10 Creative (But Legal) Tax Deductions


Home Office Expenses

Home office, father and son
To avoid being audited, make sure that your home office is used "exclusively and regularly" for your work. Maskot/Getty Images

Before we get too deep into this one, heed this warning: Home office deductions are a huge red flag for the Internal Revenue Service (IRS). The IRS has established a strict set of rules on home office deductions and too many taxpayers try to flaunt them. So unless you have a perverse love of audits, rein in your creativity on this one.

According to the IRS, a portion of following expenses may be deducted for a qualifying home office:

  • Real estate taxes
  • Mortgage interest
  • Utilities (electricity, heat, water, gas, Internet service, telephone service, etc.)
  • Insurance
  • Painting and repairs
  • Depreciation

Instead of itemizing, you can opt for taking a standard deduction of $5 per square foot of home office space, up to 300 square feet.

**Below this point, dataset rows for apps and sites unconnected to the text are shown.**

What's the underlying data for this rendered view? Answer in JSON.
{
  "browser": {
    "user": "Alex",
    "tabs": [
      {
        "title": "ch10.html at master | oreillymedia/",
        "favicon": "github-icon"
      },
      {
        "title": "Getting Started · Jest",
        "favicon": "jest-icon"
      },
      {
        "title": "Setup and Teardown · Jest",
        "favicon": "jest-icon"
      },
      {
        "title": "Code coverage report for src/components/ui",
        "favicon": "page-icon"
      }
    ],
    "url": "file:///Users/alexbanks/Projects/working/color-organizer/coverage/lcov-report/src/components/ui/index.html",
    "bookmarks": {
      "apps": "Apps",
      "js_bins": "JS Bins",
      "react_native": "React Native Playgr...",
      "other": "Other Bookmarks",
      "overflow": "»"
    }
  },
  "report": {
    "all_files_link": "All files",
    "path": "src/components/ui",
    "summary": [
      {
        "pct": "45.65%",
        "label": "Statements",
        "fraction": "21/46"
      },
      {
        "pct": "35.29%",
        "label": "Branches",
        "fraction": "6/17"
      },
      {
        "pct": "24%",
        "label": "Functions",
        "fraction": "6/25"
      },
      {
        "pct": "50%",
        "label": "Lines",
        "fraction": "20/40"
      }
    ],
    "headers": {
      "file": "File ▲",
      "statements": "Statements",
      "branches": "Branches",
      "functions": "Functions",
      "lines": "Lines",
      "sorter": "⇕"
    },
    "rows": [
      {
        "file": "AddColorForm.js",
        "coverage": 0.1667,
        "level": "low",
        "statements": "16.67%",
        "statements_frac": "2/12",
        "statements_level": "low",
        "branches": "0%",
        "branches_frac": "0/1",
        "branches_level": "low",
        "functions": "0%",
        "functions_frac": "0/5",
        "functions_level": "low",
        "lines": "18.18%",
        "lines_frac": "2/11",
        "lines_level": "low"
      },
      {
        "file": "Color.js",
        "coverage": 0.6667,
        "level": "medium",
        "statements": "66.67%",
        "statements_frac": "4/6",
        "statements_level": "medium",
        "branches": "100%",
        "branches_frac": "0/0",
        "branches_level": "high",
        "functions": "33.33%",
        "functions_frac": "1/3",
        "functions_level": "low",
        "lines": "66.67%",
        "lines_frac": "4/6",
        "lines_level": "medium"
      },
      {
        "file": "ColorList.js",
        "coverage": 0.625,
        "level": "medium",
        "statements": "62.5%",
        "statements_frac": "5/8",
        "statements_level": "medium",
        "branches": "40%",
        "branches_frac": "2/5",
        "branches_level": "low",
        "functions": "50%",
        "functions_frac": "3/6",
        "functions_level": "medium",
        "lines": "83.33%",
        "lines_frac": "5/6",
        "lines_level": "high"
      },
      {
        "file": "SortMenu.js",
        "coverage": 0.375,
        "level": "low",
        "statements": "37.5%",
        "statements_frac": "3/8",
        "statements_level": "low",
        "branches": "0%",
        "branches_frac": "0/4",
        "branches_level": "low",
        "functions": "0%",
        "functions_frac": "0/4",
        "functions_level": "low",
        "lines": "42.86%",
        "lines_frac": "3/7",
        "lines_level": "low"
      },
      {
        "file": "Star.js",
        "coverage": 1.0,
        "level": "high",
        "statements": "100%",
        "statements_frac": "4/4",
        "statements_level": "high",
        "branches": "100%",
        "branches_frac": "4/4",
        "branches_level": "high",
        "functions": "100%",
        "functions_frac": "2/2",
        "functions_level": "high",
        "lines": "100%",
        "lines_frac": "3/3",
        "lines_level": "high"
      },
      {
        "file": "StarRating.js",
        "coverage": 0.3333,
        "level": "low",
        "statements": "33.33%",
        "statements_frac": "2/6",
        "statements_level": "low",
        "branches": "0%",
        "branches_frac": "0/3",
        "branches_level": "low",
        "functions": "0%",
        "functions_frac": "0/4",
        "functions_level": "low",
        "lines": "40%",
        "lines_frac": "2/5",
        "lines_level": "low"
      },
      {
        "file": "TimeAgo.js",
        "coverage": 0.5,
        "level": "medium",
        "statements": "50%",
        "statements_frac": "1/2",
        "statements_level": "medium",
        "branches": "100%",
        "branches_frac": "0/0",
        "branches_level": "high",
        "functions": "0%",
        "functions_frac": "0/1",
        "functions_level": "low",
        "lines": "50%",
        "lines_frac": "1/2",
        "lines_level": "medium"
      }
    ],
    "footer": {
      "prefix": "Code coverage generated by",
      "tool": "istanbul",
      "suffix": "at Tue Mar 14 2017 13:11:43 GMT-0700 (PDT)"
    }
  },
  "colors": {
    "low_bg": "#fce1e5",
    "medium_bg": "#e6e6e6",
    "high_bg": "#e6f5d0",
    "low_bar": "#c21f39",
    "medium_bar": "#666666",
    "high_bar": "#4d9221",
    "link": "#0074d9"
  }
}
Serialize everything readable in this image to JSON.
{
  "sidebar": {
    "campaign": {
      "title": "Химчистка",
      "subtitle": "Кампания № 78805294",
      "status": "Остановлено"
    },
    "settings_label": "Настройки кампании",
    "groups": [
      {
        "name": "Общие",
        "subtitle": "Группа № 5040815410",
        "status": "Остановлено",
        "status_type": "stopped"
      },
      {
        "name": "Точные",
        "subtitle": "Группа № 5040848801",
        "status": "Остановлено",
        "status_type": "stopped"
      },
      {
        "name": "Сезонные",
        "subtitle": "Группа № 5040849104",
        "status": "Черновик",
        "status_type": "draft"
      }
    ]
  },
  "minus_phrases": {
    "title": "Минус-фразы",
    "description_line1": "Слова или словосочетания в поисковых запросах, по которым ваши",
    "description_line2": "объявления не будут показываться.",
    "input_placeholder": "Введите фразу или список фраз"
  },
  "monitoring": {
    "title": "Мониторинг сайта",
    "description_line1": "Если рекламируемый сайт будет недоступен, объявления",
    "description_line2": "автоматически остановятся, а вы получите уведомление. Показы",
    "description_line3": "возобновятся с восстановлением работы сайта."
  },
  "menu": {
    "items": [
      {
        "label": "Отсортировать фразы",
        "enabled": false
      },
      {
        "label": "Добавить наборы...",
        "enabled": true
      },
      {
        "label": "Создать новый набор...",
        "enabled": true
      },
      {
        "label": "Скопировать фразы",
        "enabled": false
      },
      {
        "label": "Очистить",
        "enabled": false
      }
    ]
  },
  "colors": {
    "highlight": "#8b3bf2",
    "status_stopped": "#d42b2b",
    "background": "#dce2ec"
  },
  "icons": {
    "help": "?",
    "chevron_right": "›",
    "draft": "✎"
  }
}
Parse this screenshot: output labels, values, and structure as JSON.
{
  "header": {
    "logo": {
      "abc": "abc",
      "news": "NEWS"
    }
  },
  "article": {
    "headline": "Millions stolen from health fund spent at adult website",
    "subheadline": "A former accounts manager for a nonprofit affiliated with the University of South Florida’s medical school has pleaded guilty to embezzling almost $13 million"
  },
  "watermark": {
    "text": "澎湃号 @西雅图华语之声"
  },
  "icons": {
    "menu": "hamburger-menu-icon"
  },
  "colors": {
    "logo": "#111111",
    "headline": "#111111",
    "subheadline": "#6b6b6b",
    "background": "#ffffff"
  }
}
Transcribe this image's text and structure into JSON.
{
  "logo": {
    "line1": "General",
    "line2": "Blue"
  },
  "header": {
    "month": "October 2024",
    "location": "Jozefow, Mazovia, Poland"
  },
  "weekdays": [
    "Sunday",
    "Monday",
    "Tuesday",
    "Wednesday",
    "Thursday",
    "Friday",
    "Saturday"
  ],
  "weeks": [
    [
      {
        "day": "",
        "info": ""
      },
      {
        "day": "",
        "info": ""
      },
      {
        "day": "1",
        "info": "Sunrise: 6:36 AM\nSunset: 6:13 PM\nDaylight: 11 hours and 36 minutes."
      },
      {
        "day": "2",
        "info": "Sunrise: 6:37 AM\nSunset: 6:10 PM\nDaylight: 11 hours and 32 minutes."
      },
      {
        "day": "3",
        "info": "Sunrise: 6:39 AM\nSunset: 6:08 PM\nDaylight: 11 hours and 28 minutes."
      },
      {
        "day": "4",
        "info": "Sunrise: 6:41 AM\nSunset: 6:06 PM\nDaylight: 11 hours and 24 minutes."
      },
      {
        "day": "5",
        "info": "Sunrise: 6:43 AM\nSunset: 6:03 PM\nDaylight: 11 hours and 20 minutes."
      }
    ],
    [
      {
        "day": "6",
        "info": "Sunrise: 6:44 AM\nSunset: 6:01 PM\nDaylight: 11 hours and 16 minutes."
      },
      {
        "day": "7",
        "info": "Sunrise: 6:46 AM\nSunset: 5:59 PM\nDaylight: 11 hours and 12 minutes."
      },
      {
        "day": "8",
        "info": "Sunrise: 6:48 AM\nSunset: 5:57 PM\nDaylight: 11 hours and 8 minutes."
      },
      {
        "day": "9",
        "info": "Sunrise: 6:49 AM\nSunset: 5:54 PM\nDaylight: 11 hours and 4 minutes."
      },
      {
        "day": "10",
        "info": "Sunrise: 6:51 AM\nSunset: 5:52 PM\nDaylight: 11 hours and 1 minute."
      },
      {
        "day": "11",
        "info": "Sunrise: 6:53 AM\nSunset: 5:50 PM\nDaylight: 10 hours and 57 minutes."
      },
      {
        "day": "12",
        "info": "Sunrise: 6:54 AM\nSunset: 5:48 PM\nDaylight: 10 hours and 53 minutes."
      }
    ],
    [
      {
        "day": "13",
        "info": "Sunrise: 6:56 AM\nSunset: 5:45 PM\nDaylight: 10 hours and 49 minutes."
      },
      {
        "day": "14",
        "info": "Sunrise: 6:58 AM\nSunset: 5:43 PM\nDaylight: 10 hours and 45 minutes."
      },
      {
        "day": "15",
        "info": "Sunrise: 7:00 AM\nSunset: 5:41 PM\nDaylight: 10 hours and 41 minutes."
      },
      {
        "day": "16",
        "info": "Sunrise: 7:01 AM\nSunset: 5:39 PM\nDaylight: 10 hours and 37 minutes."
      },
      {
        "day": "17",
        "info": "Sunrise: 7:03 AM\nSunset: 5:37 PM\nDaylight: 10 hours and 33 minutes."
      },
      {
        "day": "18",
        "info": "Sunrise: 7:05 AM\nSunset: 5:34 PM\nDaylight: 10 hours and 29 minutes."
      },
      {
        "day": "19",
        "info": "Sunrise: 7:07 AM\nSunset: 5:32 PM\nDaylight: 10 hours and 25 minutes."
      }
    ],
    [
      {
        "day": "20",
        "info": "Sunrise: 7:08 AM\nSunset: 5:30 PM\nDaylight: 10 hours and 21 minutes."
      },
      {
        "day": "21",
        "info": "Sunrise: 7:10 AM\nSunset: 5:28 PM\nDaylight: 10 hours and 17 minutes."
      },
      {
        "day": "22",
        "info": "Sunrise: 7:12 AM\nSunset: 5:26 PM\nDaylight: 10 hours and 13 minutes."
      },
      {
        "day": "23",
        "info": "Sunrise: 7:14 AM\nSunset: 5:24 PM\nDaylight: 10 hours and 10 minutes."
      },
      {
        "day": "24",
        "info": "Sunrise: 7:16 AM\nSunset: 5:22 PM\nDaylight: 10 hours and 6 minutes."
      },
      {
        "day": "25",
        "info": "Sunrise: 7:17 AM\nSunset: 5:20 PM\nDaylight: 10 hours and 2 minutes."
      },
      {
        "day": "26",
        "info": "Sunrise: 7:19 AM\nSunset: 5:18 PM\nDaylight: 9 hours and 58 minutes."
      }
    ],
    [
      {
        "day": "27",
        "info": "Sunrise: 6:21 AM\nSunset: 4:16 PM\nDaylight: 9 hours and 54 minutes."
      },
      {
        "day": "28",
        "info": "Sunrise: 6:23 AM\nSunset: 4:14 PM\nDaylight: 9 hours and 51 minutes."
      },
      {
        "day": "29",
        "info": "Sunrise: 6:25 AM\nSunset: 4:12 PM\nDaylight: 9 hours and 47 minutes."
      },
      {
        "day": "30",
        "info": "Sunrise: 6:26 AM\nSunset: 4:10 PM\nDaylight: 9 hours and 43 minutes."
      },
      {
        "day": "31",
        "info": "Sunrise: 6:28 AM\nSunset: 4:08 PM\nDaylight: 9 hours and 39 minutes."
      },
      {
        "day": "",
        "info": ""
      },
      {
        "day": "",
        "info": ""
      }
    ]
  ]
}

Again, the IRS is a stickler on this one. A qualifying home office is a part of the home that is used "exclusively and regularly" as the principle place of business [source: IRS]. Ideally, it's a separate structure from the living quarters of the house. If not, then it needs to be a place set aside exclusively for business purposes. People get into trouble when their bedroom doubles as their graphic design studio, or they work from home a couple days a week because the commute is too long [source: Turbotax].

But if you already have a portion of your home set aside exclusively for business purpose, then you have the right to take as many deductions as you deserve. For example, if you regularly meet clients or customers in your home office, you can deduct the cost of repairs and maintenance -- even landscaping -- to the home that make it more presentable [source: TurboTax].

Now let's see how you can save tax dollars by turning your hobby into a small business.